Jim Gray, Philosopher King of Skateboarding
I’ve known Jim Gray for something like seven years. He was this guy that I met at the Oregon Trifecta. I saw him ripping up Lincoln City and talking the whole time he skated. Then, I ran into him at a restaurant and we had this really wonderful conversation about skatepark design. After that, I’ve always thought of Jim as a kindred soul and there are a lot of folks who do.
Jim has theories. At first, you tend to be skeptical, but the more he talks and the more you think about it. You end up figuring that “Jim Gray guy” has really got something there.
Jim was a pro skater in the 80’s. We saw a picture of him at the original Upland skatepark in the pipe past three quarters, that kind of skater. And then he ran Acme and Scarecrow skateboards for years, really legendary wood. They’re great decks if you ever chance to find one. My friend, Amelia Brodka, rode for Scarecrow for a few years. Now, he runs Inkgenda, making stickers for just about everyone.
On our most recent visit to see Jim, Amelia and I talked about where we’d just skated which included the Berrics and Baldy Pipeline. We talked about skateboard wheels and the Orange County Skateboard League, an organization that Jim helped to start.
Jim had a couple friends hanging out, skating. They were from Texas, Jake Kirby and Heath Cherryhomes. They told great stories about where they’d skated. And when we mentioned that we’d been skated with a guy from Houston, where Heath is from, he asked who it was. And, of course, Heath had skated with our young friend. Sometimes everything comes around like that.
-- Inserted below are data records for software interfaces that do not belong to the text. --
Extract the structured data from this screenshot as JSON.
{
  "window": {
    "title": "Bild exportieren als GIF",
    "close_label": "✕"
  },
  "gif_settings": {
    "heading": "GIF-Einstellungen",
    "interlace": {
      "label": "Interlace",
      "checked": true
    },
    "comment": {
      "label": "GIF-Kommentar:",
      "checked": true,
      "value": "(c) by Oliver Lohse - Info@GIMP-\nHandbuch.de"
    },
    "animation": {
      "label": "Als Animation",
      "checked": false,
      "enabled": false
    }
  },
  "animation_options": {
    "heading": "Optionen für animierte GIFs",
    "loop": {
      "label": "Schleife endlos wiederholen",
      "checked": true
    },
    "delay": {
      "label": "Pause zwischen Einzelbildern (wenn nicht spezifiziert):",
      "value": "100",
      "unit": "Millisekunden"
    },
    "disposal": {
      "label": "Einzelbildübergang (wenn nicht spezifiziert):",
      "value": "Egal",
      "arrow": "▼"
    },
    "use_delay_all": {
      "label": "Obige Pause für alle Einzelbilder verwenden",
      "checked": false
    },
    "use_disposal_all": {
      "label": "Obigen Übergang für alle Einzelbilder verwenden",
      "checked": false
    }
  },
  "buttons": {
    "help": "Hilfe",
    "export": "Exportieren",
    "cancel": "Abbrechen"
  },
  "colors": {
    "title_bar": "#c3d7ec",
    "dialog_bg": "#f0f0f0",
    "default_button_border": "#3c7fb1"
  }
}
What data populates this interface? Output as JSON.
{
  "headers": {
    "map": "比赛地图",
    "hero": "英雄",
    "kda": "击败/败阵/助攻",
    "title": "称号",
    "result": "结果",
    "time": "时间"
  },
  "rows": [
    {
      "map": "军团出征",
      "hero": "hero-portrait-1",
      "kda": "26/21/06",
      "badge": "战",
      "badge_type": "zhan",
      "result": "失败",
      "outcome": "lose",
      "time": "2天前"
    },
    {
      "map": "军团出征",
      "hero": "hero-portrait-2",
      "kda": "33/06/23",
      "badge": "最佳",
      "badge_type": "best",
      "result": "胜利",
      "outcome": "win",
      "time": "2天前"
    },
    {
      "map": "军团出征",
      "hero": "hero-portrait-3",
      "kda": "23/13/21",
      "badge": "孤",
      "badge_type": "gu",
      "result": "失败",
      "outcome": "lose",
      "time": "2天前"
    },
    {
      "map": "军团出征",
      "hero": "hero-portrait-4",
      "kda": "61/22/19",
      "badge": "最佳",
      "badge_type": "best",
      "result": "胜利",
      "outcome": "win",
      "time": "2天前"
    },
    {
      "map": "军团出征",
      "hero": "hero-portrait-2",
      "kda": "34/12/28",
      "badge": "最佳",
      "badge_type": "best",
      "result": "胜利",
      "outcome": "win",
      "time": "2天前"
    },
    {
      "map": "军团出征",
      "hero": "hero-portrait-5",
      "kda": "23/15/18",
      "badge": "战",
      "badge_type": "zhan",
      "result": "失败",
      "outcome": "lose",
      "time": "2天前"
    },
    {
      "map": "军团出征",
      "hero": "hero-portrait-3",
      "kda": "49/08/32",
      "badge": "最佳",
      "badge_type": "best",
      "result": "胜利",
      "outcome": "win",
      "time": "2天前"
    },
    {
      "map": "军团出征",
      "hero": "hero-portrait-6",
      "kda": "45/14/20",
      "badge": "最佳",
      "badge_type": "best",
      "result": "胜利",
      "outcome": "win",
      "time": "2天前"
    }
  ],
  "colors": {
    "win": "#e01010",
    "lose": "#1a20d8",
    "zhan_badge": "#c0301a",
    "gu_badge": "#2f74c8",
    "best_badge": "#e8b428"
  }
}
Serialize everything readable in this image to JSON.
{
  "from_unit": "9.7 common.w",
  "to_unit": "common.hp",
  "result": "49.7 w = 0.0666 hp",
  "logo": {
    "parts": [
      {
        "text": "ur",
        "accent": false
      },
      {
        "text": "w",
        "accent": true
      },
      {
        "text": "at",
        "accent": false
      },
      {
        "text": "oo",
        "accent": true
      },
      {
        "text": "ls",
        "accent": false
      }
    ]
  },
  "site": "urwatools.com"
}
The thing about Jim is that he’s a great guy. Being around him makes you feel better about life and always makes you want to head out skateboarding again. I guess everyone needs someone like Jim who finds the light in everything and most everyone.